::: THE DATA :::

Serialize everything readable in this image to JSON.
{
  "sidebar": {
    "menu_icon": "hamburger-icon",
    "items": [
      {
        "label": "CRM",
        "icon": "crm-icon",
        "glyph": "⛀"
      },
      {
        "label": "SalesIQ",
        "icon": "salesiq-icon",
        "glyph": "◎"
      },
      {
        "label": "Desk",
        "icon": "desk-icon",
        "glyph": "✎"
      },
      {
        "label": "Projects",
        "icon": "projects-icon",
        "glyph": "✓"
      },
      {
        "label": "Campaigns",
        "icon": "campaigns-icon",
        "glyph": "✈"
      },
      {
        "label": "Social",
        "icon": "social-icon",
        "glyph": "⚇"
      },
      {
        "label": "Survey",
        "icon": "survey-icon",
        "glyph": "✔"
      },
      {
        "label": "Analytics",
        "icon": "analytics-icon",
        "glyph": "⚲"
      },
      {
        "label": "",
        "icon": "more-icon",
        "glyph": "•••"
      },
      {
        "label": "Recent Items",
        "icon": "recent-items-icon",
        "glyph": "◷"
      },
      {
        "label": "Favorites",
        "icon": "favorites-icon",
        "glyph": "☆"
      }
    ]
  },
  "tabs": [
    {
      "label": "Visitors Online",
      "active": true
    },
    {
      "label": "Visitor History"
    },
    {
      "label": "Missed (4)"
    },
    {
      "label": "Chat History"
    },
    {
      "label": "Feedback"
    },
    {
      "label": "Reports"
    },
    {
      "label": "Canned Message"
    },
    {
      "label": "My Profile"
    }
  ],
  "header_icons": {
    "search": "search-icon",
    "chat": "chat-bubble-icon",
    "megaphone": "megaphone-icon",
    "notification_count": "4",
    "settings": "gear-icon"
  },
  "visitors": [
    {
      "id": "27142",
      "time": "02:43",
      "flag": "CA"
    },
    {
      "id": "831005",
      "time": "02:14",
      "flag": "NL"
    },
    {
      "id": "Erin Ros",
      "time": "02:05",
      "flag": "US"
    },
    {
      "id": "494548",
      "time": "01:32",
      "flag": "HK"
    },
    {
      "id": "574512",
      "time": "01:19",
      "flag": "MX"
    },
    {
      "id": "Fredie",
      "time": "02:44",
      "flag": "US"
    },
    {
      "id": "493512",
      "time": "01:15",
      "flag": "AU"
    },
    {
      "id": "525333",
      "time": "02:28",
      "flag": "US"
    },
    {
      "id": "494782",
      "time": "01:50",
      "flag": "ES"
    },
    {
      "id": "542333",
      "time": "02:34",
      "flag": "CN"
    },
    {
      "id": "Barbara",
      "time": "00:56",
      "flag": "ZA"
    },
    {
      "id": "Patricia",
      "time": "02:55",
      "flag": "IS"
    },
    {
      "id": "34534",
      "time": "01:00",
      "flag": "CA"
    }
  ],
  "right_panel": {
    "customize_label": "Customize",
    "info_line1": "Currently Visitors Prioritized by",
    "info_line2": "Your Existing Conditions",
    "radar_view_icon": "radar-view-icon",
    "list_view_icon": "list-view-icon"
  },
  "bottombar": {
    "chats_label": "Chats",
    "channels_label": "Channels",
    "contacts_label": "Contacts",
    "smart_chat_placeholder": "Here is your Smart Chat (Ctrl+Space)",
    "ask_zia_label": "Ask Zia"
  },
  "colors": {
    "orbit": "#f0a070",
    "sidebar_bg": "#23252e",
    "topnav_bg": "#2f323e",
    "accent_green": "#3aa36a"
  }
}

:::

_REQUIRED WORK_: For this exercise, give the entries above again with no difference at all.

_WORKED SOLUTION_:
Serialize everything readable in this image to JSON.
{
  "sidebar": {
    "menu_icon": "hamburger-icon",
    "items": [
      {
        "label": "CRM",
        "icon": "crm-icon",
        "glyph": "⛀"
      },
      {
        "label": "SalesIQ",
        "icon": "salesiq-icon",
        "glyph": "◎"
      },
      {
        "label": "Desk",
        "icon": "desk-icon",
        "glyph": "✎"
      },
      {
        "label": "Projects",
        "icon": "projects-icon",
        "glyph": "✓"
      },
      {
        "label": "Campaigns",
        "icon": "campaigns-icon",
        "glyph": "✈"
      },
      {
        "label": "Social",
        "icon": "social-icon",
        "glyph": "⚇"
      },
      {
        "label": "Survey",
        "icon": "survey-icon",
        "glyph": "✔"
      },
      {
        "label": "Analytics",
        "icon": "analytics-icon",
        "glyph": "⚲"
      },
      {
        "label": "",
        "icon": "more-icon",
        "glyph": "•••"
      },
      {
        "label": "Recent Items",
        "icon": "recent-items-icon",
        "glyph": "◷"
      },
      {
        "label": "Favorites",
        "icon": "favorites-icon",
        "glyph": "☆"
      }
    ]
  },
  "tabs": [
    {
      "label": "Visitors Online",
      "active": true
    },
    {
      "label": "Visitor History"
    },
    {
      "label": "Missed (4)"
    },
    {
      "label": "Chat History"
    },
    {
      "label": "Feedback"
    },
    {
      "label": "Reports"
    },
    {
      "label": "Canned Message"
    },
    {
      "label": "My Profile"
    }
  ],
  "header_icons": {
    "search": "search-icon",
    "chat": "chat-bubble-icon",
    "megaphone": "megaphone-icon",
    "notification_count": "4",
    "settings": "gear-icon"
  },
  "visitors": [
    {
      "id": "27142",
      "time": "02:43",
      "flag": "CA"
    },
    {
      "id": "831005",
      "time": "02:14",
      "flag": "NL"
    },
    {
      "id": "Erin Ros",
      "time": "02:05",
      "flag": "US"
    },
    {
      "id": "494548",
      "time": "01:32",
      "flag": "HK"
    },
    {
      "id": "574512",
      "time": "01:19",
      "flag": "MX"
    },
    {
      "id": "Fredie",
      "time": "02:44",
      "flag": "US"
    },
    {
      "id": "493512",
      "time": "01:15",
      "flag": "AU"
    },
    {
      "id": "525333",
      "time": "02:28",
      "flag": "US"
    },
    {
      "id": "494782",
      "time": "01:50",
      "flag": "ES"
    },
    {
      "id": "542333",
      "time": "02:34",
      "flag": "CN"
    },
    {
      "id": "Barbara",
      "time": "00:56",
      "flag": "ZA"
    },
    {
      "id": "Patricia",
      "time": "02:55",
      "flag": "IS"
    },
    {
      "id": "34534",
      "time": "01:00",
      "flag": "CA"
    }
  ],
  "right_panel": {
    "customize_label": "Customize",
    "info_line1": "Currently Visitors Prioritized by",
    "info_line2": "Your Existing Conditions",
    "radar_view_icon": "radar-view-icon",
    "list_view_icon": "list-view-icon"
  },
  "bottombar": {
    "chats_label": "Chats",
    "channels_label": "Channels",
    "contacts_label": "Contacts",
    "smart_chat_placeholder": "Here is your Smart Chat (Ctrl+Space)",
    "ask_zia_label": "Ask Zia"
  },
  "colors": {
    "orbit": "#f0a070",
    "sidebar_bg": "#23252e",
    "topnav_bg": "#2f323e",
    "accent_green": "#3aa36a"
  }
}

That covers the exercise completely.